What is native advertising, and why should you change your advertising ways?
Advertisements can be annoying. According to AdWeek, roughly nine out of ten people skip an ad if able to. Due to the intrusive nature of advertisements, we’ve trained ourselves to ignore them. Consumers hear the mark of a commercial break and go grab a cup of water. Even while surfing the net, they pay no attention to the sides of the screen where ads are usually located. I’m sure such coping mechanisms are not the outcome advertisers intended. Naturally, advertisers recognized the problem and started working on a solution, which in this case is an advertisement that is not meant to be annoying and would fit in as a regular content. With that, the concept of Native advertising emerged, frankly, an advertisement in disguise.
Native advertising is the newest tactic in digital advertising. It is simply an ad that doesn’t look like one. It blends in with whatever it is you’re viewing, and it doesn’t disrupt the flow of content. It takes the form of original content, instead of saying buy this product it’s great, it entertains or benefits the consumers. If this strategy was used in this magazine, it would look like an article, and if it was used on Instagram, it would look like a post. Advertisers can convey the desired message in a subtle and smart way instead of an ad that is flashing in your face interrupting your viewing.
BuzzFeed, a news and entertainment company, is known for its reliance on native advertising. According to Business Insider, Buzzfeed’s revenue from the year 2012 to 2013 has tripled to $46 million even before the end of 2014. Instead of using flashy banners, the company switched to ads pretending to be content (Native Ads). Buzzfeed makes money by creating native advertisements for different brands. Summer Anne Burton, the Executive Creative Producer of Buzzfeed, explained it in an interview on Media Post. She said “We want to make content that’s branded and that fits with what’s already on the website. We want to make things that people love and engage with. Advertising is a much more pleasurable experience when the ads are interesting, cool and fun. The experience is better for the reader. The goal is not to fool anyone or blur the line, it’s to make really fun, great advertising that people will engage with and enjoy.

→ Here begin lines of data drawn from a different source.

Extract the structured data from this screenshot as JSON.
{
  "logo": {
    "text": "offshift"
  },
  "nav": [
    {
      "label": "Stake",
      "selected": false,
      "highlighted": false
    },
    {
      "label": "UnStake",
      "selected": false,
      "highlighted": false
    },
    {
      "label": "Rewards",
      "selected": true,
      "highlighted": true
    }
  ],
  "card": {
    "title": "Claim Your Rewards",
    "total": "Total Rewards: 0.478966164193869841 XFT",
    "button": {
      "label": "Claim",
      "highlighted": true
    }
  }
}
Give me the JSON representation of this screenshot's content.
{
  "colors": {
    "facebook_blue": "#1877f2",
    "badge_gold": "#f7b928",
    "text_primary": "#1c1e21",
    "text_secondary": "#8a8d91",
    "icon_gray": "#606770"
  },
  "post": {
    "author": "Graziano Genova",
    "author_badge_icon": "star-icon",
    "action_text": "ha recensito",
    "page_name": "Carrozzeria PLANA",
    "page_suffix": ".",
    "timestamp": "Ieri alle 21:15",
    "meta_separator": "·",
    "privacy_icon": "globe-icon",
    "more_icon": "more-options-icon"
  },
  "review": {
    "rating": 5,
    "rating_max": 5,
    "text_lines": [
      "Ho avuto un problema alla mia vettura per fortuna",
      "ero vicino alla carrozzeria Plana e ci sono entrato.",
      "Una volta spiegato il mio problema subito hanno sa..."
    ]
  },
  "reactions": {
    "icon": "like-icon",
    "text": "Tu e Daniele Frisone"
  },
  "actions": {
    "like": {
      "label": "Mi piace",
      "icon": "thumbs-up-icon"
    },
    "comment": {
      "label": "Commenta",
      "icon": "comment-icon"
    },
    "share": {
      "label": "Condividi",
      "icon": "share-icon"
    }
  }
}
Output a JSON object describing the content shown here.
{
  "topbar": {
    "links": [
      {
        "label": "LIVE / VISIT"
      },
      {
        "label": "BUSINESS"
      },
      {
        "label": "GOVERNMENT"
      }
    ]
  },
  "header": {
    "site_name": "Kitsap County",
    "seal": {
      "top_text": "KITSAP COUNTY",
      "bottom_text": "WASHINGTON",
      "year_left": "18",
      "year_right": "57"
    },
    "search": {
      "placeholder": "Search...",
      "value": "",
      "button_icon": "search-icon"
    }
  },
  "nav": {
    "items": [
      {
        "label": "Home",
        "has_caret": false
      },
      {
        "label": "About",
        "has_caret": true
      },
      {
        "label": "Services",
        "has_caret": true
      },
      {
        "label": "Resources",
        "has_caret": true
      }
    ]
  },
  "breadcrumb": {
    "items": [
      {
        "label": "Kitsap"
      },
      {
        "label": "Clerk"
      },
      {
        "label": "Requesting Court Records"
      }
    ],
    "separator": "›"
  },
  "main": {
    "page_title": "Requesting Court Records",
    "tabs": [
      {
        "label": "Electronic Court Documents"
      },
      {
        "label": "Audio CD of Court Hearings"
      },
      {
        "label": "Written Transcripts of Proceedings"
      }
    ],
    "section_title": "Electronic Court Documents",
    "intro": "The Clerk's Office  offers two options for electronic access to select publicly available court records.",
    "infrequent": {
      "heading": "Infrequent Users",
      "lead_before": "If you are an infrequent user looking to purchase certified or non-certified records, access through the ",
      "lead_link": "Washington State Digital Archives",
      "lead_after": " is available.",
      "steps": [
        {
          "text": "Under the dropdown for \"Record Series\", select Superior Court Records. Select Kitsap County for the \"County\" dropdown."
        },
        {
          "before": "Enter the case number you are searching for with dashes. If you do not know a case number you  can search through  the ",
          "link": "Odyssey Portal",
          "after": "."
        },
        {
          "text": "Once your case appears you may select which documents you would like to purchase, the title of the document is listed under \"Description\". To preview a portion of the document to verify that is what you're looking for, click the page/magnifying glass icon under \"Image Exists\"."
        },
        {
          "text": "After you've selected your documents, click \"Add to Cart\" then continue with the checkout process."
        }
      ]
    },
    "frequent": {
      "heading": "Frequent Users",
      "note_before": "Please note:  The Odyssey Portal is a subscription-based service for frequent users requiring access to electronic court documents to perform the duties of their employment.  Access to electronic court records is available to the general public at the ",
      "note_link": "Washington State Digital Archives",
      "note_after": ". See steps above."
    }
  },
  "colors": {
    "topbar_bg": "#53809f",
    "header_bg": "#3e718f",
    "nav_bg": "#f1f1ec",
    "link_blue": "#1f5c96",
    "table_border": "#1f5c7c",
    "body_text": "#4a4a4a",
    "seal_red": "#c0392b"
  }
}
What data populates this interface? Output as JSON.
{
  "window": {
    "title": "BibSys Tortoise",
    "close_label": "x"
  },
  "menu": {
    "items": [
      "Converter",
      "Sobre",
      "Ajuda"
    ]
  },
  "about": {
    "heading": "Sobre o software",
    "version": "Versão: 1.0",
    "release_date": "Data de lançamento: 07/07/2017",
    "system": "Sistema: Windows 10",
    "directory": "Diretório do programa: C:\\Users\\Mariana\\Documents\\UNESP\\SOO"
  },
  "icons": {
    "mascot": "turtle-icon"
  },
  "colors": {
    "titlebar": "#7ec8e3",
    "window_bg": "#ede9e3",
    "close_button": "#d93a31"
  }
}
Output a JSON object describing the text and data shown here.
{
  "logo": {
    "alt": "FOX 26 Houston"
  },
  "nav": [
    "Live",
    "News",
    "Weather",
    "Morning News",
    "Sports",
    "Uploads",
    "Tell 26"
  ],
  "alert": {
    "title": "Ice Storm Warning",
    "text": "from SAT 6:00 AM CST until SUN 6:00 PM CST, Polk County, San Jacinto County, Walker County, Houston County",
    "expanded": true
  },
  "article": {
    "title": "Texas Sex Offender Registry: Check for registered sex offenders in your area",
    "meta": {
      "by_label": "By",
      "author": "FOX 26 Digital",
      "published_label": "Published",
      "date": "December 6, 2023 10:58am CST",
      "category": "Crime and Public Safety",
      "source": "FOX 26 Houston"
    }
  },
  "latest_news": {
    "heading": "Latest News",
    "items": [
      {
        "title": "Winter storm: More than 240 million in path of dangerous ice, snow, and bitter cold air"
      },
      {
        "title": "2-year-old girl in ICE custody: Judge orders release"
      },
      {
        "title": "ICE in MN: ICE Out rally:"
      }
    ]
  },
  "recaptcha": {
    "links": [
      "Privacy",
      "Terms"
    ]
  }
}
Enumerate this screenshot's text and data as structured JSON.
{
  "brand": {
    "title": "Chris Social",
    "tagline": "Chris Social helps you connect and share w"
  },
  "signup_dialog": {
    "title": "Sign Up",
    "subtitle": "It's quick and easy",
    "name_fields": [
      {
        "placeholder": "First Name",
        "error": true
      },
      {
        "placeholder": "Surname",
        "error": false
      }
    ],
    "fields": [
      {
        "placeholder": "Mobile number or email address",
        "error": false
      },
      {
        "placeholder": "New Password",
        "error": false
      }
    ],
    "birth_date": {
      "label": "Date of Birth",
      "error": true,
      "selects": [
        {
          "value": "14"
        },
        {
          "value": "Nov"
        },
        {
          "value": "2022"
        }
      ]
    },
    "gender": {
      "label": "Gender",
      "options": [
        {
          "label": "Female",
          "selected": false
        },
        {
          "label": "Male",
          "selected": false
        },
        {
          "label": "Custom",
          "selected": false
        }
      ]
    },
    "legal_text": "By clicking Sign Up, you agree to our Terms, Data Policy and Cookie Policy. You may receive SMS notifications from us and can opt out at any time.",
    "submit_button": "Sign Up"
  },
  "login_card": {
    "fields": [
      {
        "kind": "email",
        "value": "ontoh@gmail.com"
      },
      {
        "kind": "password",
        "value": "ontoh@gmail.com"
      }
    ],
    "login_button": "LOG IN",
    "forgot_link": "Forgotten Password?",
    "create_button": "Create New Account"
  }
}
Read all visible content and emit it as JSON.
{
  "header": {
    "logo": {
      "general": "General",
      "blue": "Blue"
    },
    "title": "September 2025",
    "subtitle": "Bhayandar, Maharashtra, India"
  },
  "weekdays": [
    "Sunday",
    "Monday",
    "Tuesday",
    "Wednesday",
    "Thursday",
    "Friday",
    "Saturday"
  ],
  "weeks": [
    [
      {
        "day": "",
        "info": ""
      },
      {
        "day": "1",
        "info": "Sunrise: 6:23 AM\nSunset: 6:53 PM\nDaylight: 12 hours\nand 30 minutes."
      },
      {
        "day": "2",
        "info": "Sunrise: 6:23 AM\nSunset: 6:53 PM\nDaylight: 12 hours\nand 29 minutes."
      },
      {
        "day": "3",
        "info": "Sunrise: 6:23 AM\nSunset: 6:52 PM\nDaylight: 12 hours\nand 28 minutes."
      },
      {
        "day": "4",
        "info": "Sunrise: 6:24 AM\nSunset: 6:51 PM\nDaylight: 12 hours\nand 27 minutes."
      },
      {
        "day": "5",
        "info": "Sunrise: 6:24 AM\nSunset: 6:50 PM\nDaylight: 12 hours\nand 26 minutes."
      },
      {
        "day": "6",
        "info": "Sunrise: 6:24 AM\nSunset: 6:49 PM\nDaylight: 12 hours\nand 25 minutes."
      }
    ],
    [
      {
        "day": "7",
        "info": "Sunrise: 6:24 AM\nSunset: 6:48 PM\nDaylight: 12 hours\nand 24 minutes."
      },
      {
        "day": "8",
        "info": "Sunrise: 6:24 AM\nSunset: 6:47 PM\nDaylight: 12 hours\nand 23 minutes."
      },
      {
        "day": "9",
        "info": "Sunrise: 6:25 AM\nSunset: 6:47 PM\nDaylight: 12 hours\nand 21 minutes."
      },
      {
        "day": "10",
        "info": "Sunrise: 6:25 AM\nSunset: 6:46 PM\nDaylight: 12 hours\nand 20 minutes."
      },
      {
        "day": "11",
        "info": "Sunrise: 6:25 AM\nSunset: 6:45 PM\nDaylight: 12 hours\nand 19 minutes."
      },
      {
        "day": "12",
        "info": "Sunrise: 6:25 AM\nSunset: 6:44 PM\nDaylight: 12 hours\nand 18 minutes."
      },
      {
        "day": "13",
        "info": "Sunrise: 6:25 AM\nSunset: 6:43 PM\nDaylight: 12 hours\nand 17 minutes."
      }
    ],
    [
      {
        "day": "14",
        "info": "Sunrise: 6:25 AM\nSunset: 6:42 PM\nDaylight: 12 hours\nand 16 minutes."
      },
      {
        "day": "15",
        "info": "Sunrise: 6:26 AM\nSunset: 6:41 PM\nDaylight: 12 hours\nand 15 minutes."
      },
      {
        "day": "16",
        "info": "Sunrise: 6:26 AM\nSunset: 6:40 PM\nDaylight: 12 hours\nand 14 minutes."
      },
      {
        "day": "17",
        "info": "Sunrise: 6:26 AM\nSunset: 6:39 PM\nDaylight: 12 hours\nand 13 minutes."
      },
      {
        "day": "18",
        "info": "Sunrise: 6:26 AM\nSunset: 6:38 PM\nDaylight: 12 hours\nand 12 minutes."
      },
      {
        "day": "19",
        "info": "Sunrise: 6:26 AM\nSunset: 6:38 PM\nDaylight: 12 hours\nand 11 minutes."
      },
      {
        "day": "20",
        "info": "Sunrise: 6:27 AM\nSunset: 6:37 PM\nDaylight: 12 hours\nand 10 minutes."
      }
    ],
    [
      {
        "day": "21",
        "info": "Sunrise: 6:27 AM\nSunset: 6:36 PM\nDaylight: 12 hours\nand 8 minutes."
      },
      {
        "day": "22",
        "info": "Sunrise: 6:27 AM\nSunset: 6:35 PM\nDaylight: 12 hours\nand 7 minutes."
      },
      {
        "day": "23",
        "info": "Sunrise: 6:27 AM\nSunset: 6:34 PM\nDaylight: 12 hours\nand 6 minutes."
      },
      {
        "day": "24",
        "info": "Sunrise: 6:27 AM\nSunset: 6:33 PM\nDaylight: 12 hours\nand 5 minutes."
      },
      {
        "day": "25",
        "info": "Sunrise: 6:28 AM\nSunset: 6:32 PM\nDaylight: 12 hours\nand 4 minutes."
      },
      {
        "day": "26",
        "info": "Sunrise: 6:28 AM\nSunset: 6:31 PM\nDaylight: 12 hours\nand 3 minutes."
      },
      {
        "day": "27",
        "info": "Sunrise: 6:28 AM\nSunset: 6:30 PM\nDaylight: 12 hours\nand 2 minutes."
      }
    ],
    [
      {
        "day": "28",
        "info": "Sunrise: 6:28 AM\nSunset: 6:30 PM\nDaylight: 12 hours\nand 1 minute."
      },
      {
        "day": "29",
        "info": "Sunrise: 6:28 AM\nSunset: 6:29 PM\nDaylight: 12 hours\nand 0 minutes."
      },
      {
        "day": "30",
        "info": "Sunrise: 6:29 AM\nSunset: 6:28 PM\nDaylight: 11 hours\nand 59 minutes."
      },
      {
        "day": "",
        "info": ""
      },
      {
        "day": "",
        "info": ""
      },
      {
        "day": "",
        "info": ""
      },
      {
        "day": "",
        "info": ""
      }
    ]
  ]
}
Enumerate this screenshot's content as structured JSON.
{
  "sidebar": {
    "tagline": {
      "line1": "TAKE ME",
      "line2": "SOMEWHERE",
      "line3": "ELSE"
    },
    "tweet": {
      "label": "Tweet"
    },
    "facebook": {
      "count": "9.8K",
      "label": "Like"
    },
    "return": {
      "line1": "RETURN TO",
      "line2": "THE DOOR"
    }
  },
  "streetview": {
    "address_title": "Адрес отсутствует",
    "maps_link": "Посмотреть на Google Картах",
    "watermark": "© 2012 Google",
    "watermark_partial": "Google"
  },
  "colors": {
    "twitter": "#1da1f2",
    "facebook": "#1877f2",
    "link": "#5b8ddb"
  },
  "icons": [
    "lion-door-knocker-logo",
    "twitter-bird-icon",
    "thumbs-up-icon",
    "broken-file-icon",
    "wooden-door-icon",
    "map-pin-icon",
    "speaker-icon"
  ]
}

We label everything as a sponsored piece of content” (Elkin, 2016).
The popularity of Native advertising is soaring, it is seen today more frequently than ever. You might have seen one today but didn’t even realize it. My favorite example of which is an “article” on the New York Times titled Women Inmates: Why the Male Model Doesn’t Work. It is labeled at the top “Paid Content by Netflix and Orange Is The New Black”, the latter being a TV series about women in prison.
The article starts with talk of the increase in numbers of women admitted in U.S. prisons. Then stating issues relating to women inmates and supporting that with statements of specialists, statistics, and graphs as well as appealing illustrations. Doing that, the article was providing useful information about a topic related to the product. Within that, a quick mention of the real reason for this whole article. Swiftly, in this quote, the message intended was delivered, which was spreading awareness of the product. “In an August 2013 op-ed in The New York Times, Piper Kerman, author of the prison memoir Orange Is The New Black, which inspired the Netflix series of the same name, calls the distance between women prisoners and their families ‘a second sentence’” (Deziel, 2014). There, the sole purpose of this article, promoting the show. It was not out of place, it fits nicely with what preceded and what followed. This is how Native adverting is done, it should look nothing like an ad yet achieve its purpose.
I’d like to close with another excellent sample of native advertising, this time seen on Buzzfeed. It is a promoted post for a video game, a joke that only fans of the game would get. It looks like a post by a player of the game, you wouldn’t think the brand is behind it until you notice the ‘paid post’ label. Compare this to a banner on the side of the page, with a bland call to action that you probably didn’t even notice. The bottom line is, native advertising works.
- Donaton, Scott. “Why Brands Need to Skip the Ads and Start Telling Stories.” – Adweek. Adweek, 19 Apr. 2016. Web. 23 May 2017. <http://www.adweek.com/brand-marketing/why-brands-need-skip-ads-and-start-telling-stories-170905/>.
- Weinberger, Matt. “BuzzFeed Pays Facebook Millions of Dollars to Promote Its Clients’ Ads.” Business Insider. Business Insider, 12 Aug. 2015. Web. 12 May 2017. <http://www.businessinsider.com/buzzfeed-native-advertising-is-paying-off-2015-8>.
- Deziel, Melanie. “Women Inmates Separate But Not Equal (Paid Post by Netflix From NYTimes.com).” The New York Times. The New York Times, 12 June 2014. Web. 12 May 2017. <http://paidpost.nytimes.com/netflix/women-inmates-separate-but-not-equal.html>.
- Elkin, Tobi. “BuzzFeed’s Native Ad Leader: Create Content That’s Fun And Doesn’t Trick Readers.” 06/01/2016. Media Post, 1 June 2016. Web. 12 May 2017. <https://www.mediapost.com/publications/article/277057/buzzfeeds-native-ad-leader-create-content-that.html>.